Every day, my sister and I would rush home from school to watch MuchMusic. You’d get a snack and sit down because you couldn't miss The Wedge. We had the converter ready to go, always flipping back and forth between Fresh Prince, Blossom, and to MuchMusic during the commercials. I remember seeing Beck do "Debra" on Much’s Intimate and Interactive — I had to stay up until three in the morning just so I could tape it. On the weekends, you had Master T. and Rap City. On Fridays, you had The Countdown. But The Countdown, obviously conflicted with TGIF, so you had to somehow manage that.

There was a game my best friend and I played called: "How Much can you stand?" We’d play it on Sundays when MuchMusic would air weird stuff like The Metal Show, just to see how many videos we could tolerate. There were so many music videos I watched over and over again that I hated, just waiting for the video I wanted to come on. I might’ve hated the song, I definitely hated the video, but I had to watch MuchMusic.

“This is a throw down, a showdown. Hell no, I can’t slow down.” — Maestro Fresh Wes, “Let Your Backbone Slide”

Growing up in London, Ontario, I went to a French school. We watched provocative music videos from Quebec’s MusiquePlus (they had a weekly show called French Kiss) at an entirely inappropriate age. I remember watching the Mitsou video for “Bye Bye Mon Cowboy” at age eight, scandalized because she was only wearing a bra. It was clearly Too Much for Much.

It sounds crazy now, but there were many amazing music videos I only got to see once. If you were lucky enough to see a video for a second time, you’d have to hit “record” or risk losing it forever. Alanis Morissette’s video for “Ironic” was a big one for me. There was also something about Spike Jonze’s videos. They had a character to them that I loved: warm, real, with humour and always a really great idea at the centre. I also remember seeing Sloan’s “Coax Me” video and feeling pretty compelled by that.

I could still watch Canadian hip-hop videos for hours. The old videos by rappers like Maestro and Dream Warriors were just different.
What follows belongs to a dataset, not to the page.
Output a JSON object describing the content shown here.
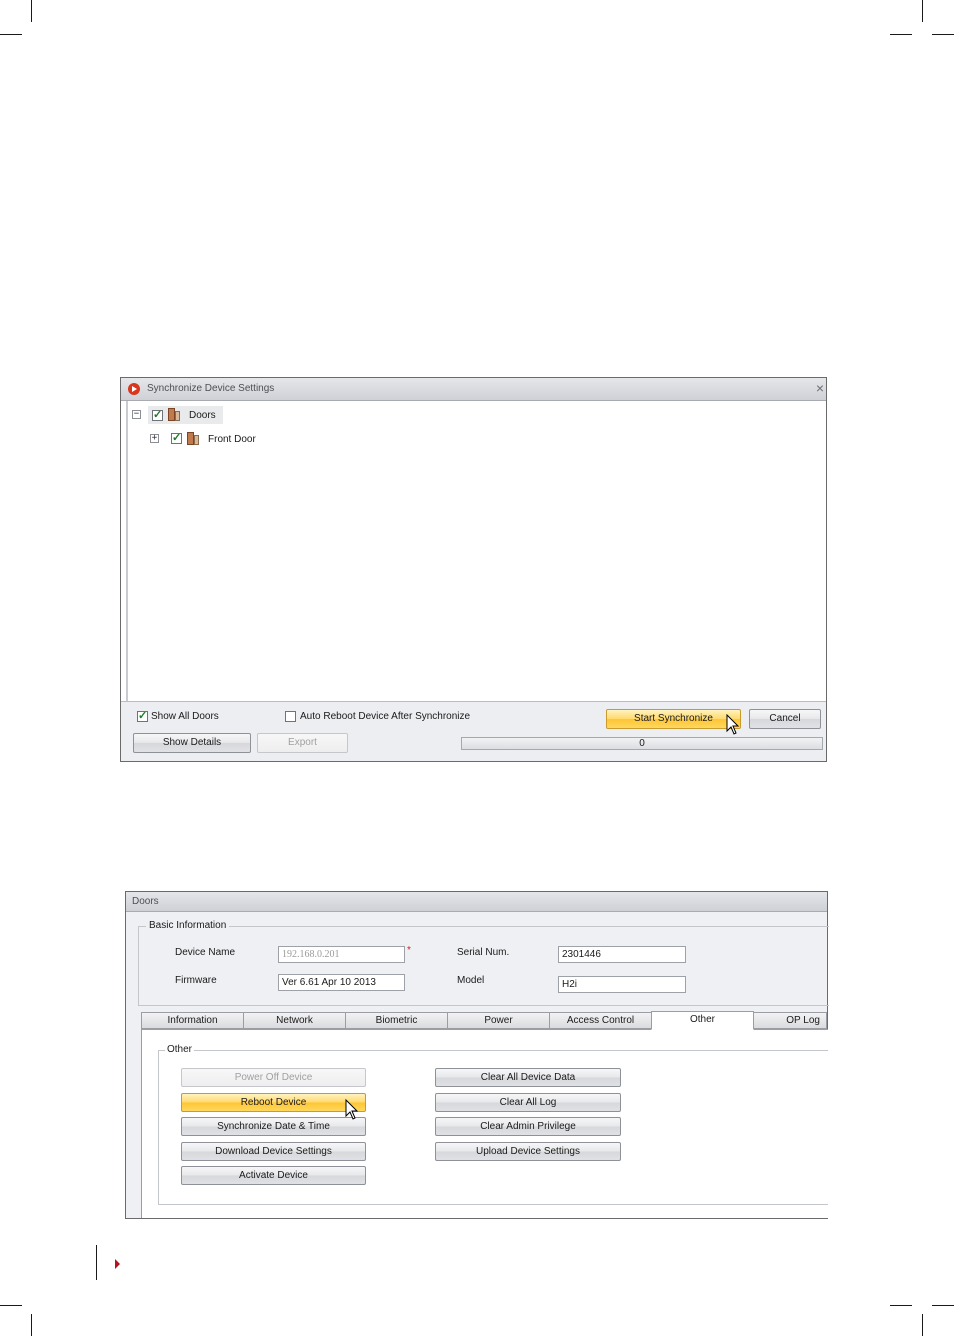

On “Drop the Needle,” Maestro wears his tuxedo while directing a symphony. On “Nothing At All,” he steps onto a podium in a Leafs jersey with fists raised as a conscious and proud Black Canadian artist. When you were a kid, you paid attention. Every single detail in a music video was so important and could create your whole world.

These videos might’ve reflected Canadian hip-hop, but it never had one voice or style. You look at a Mood Ruff video, which stars rappers from Winnipeg, and that’s a whole different thing. You watch the video for Rascalz’s “Nothern Touch,” and that’s something else. Our videos showed that our whole scene was left of centre, not conventional in any way.
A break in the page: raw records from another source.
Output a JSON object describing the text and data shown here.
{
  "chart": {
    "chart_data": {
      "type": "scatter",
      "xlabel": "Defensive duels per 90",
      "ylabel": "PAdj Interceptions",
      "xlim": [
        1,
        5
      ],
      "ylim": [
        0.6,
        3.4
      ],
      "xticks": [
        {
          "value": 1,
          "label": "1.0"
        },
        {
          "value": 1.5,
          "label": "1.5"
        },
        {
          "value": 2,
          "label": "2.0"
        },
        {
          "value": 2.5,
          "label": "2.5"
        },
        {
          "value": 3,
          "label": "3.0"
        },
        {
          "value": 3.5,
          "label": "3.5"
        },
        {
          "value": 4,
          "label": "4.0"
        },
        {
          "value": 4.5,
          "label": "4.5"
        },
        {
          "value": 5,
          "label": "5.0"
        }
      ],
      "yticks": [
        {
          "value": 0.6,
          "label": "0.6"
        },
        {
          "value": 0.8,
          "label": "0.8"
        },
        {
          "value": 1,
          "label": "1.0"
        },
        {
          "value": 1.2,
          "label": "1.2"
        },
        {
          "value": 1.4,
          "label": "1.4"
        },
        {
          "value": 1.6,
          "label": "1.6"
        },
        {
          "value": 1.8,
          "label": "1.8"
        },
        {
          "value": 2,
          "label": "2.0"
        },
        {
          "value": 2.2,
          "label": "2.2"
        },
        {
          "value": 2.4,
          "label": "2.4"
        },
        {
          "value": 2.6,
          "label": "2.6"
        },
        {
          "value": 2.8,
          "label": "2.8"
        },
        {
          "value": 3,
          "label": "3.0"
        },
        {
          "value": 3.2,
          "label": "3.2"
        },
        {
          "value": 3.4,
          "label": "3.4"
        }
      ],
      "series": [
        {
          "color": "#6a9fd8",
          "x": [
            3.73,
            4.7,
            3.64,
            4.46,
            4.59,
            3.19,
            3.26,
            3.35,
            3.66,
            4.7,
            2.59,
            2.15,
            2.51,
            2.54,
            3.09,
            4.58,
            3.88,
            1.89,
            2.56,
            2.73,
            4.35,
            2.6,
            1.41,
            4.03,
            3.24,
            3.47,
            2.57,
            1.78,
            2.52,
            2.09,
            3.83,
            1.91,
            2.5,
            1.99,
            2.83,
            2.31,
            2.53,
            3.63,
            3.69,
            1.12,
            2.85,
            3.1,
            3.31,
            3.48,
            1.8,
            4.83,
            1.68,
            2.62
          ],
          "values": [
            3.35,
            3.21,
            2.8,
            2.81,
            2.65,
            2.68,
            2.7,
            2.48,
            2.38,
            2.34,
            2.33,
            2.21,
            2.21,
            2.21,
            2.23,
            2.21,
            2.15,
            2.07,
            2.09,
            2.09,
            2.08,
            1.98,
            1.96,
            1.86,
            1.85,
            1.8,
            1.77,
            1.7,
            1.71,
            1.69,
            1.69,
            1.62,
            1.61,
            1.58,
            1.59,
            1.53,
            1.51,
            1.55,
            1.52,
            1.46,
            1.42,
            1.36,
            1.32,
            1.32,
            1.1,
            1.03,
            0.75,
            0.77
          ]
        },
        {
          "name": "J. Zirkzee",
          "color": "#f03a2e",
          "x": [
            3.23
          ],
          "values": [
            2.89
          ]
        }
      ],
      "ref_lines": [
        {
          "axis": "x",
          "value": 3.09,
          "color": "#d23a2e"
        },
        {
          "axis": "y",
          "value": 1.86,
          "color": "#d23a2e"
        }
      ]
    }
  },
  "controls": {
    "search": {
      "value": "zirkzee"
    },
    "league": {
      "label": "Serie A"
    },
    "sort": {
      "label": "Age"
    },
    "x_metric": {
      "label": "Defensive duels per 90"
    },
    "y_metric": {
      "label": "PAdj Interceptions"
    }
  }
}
The day Drake’s music video for "Hotline Bling" came out, Justin Trudeau also got elected. It was a very big day for Canada. People couldn’t stop talking about that video, which was weird because it was so simple. I think Director X made the quintessential Drake video — he's got the turtleneck, he's not taking himself too seriously, but it's very stylish and cool. I loved it.

Nowadays everyone is making their own music videos, but I started making music pre-YouTube. To have the chance through MuchFACT to make a music video — one that was going to be on TV! — felt like I was taking part in history. Here I was, a young rapper from London, Ontario, amongst the video people.

Today is such a different landscape, with YouTube and all these different platforms for showing music videos, but I still see the same explosion of creativity and potential. We’re in a heyday of Canadian music, so there’s lots of creative material to work with. Emily Kai Bock’s videos are beautiful; so are Scott Cudmore’s. I love the stuff Grimes does — she directs her own videos now — and of course, Director X.

A great Canadian music video shows an artist revealing themselves in a way that’s still stylish, artful, and cool. Think back to Feist’s “1, 2, 3, 4” — not only are the artist and the song compelling, the video is so damn charming in the most understated way. I spent hours and hours of my life watching MuchMusic. I think it showed me that great art can come from anywhere, and can be anything. Thanks Much.